----- Exercise inputs

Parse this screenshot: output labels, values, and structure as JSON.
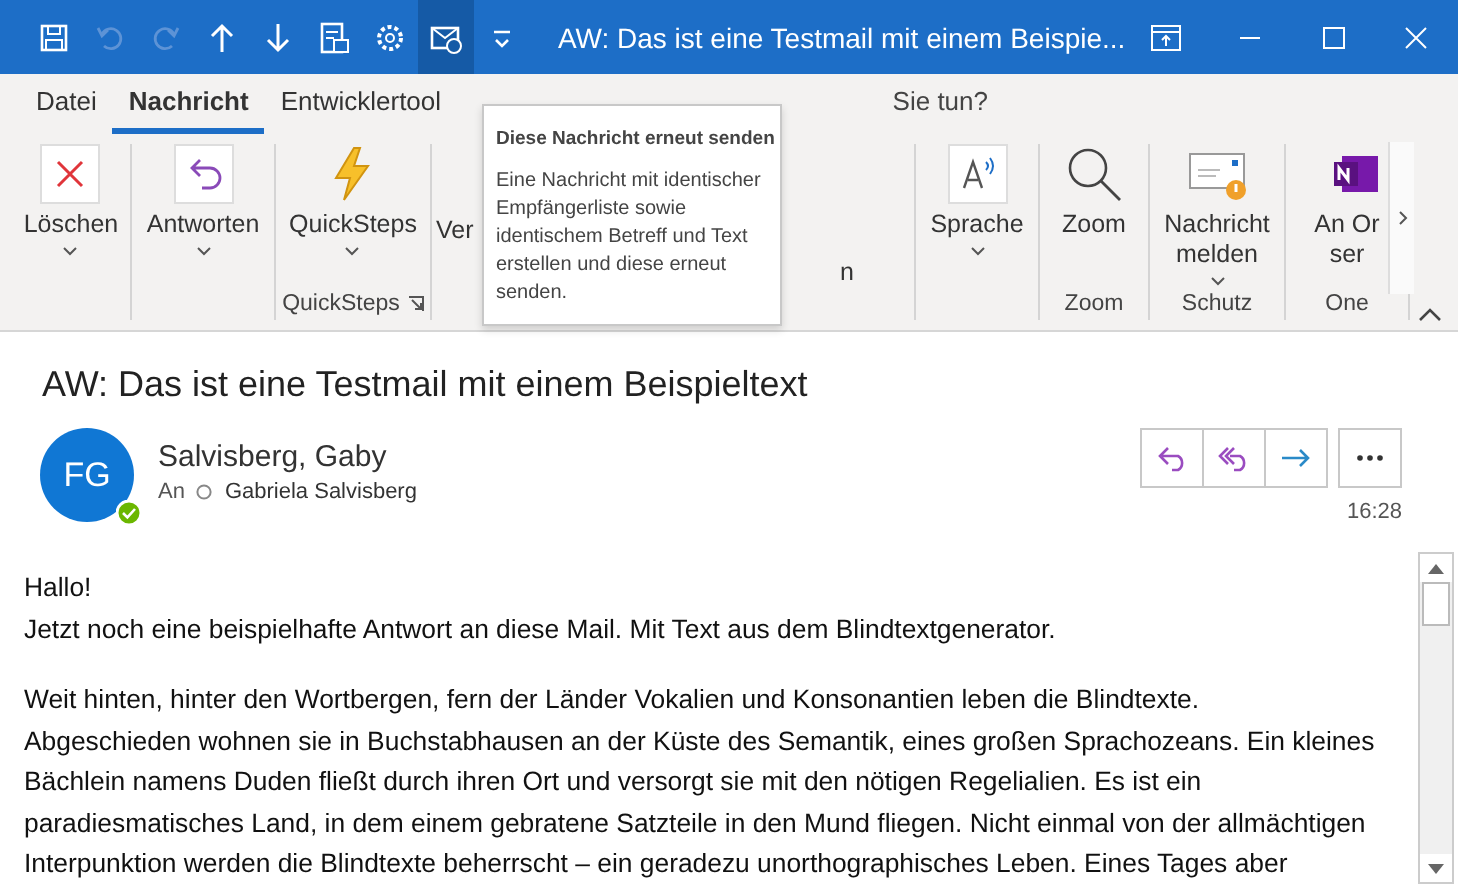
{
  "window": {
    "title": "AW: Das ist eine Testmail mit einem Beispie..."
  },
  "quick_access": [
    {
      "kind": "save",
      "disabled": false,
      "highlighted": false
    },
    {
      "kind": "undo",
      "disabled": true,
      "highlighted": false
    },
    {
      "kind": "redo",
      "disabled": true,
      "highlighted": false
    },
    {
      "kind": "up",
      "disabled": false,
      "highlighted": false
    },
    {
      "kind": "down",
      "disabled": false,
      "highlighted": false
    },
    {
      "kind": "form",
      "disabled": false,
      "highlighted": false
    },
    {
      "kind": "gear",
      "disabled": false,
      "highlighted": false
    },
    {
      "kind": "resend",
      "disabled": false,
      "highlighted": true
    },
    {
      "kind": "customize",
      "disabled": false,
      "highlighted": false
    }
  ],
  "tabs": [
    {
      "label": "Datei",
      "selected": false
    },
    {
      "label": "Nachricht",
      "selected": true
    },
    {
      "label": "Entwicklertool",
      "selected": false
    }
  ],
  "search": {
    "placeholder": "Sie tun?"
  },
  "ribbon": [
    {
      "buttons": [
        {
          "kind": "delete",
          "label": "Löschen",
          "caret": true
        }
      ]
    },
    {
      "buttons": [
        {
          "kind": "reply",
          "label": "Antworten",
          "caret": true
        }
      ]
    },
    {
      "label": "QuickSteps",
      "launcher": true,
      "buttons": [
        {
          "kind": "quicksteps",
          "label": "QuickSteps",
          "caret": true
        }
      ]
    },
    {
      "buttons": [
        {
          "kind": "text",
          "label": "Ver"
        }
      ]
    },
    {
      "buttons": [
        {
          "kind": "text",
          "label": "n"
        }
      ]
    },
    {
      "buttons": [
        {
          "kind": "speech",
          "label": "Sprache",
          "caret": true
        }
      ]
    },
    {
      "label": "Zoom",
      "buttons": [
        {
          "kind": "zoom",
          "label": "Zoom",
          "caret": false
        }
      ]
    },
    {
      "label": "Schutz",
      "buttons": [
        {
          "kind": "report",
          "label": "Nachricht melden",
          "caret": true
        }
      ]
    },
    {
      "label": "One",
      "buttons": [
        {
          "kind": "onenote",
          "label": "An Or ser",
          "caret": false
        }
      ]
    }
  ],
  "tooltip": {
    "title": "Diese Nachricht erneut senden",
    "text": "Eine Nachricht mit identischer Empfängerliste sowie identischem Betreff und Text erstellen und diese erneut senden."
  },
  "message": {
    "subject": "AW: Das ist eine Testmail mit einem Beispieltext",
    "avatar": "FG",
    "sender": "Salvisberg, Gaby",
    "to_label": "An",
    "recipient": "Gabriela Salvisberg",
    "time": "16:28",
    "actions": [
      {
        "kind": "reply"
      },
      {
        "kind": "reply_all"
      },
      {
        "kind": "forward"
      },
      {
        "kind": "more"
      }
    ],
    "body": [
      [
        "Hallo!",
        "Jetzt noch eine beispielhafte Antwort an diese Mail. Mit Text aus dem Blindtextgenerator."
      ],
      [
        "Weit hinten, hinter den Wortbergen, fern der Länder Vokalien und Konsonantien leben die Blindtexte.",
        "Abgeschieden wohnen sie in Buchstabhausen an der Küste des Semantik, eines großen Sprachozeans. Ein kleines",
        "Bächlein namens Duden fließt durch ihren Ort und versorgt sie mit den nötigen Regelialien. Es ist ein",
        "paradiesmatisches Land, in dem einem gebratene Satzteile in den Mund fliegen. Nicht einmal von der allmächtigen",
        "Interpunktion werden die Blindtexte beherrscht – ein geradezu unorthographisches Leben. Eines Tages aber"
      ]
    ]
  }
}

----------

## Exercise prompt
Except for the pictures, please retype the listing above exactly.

## Answer to this exercise
Parse this screenshot: output labels, values, and structure as JSON.
{
  "window": {
    "title": "AW: Das ist eine Testmail mit einem Beispie..."
  },
  "quick_access": [
    {
      "kind": "save",
      "disabled": false,
      "highlighted": false
    },
    {
      "kind": "undo",
      "disabled": true,
      "highlighted": false
    },
    {
      "kind": "redo",
      "disabled": true,
      "highlighted": false
    },
    {
      "kind": "up",
      "disabled": false,
      "highlighted": false
    },
    {
      "kind": "down",
      "disabled": false,
      "highlighted": false
    },
    {
      "kind": "form",
      "disabled": false,
      "highlighted": false
    },
    {
      "kind": "gear",
      "disabled": false,
      "highlighted": false
    },
    {
      "kind": "resend",
      "disabled": false,
      "highlighted": true
    },
    {
      "kind": "customize",
      "disabled": false,
      "highlighted": false
    }
  ],
  "tabs": [
    {
      "label": "Datei",
      "selected": false
    },
    {
      "label": "Nachricht",
      "selected": true
    },
    {
      "label": "Entwicklertool",
      "selected": false
    }
  ],
  "search": {
    "placeholder": "Sie tun?"
  },
  "ribbon": [
    {
      "buttons": [
        {
          "kind": "delete",
          "label": "Löschen",
          "caret": true
        }
      ]
    },
    {
      "buttons": [
        {
          "kind": "reply",
          "label": "Antworten",
          "caret": true
        }
      ]
    },
    {
      "label": "QuickSteps",
      "launcher": true,
      "buttons": [
        {
          "kind": "quicksteps",
          "label": "QuickSteps",
          "caret": true
        }
      ]
    },
    {
      "buttons": [
        {
          "kind": "text",
          "label": "Ver"
        }
      ]
    },
    {
      "buttons": [
        {
          "kind": "text",
          "label": "n"
        }
      ]
    },
    {
      "buttons": [
        {
          "kind": "speech",
          "label": "Sprache",
          "caret": true
        }
      ]
    },
    {
      "label": "Zoom",
      "buttons": [
        {
          "kind": "zoom",
          "label": "Zoom",
          "caret": false
        }
      ]
    },
    {
      "label": "Schutz",
      "buttons": [
        {
          "kind": "report",
          "label": "Nachricht melden",
          "caret": true
        }
      ]
    },
    {
      "label": "One",
      "buttons": [
        {
          "kind": "onenote",
          "label": "An Or ser",
          "caret": false
        }
      ]
    }
  ],
  "tooltip": {
    "title": "Diese Nachricht erneut senden",
    "text": "Eine Nachricht mit identischer Empfängerliste sowie identischem Betreff und Text erstellen und diese erneut senden."
  },
  "message": {
    "subject": "AW: Das ist eine Testmail mit einem Beispieltext",
    "avatar": "FG",
    "sender": "Salvisberg, Gaby",
    "to_label": "An",
    "recipient": "Gabriela Salvisberg",
    "time": "16:28",
    "actions": [
      {
        "kind": "reply"
      },
      {
        "kind": "reply_all"
      },
      {
        "kind": "forward"
      },
      {
        "kind": "more"
      }
    ],
    "body": [
      [
        "Hallo!",
        "Jetzt noch eine beispielhafte Antwort an diese Mail. Mit Text aus dem Blindtextgenerator."
      ],
      [
        "Weit hinten, hinter den Wortbergen, fern der Länder Vokalien und Konsonantien leben die Blindtexte.",
        "Abgeschieden wohnen sie in Buchstabhausen an der Küste des Semantik, eines großen Sprachozeans. Ein kleines",
        "Bächlein namens Duden fließt durch ihren Ort und versorgt sie mit den nötigen Regelialien. Es ist ein",
        "paradiesmatisches Land, in dem einem gebratene Satzteile in den Mund fliegen. Nicht einmal von der allmächtigen",
        "Interpunktion werden die Blindtexte beherrscht – ein geradezu unorthographisches Leben. Eines Tages aber"
      ]
    ]
  }
}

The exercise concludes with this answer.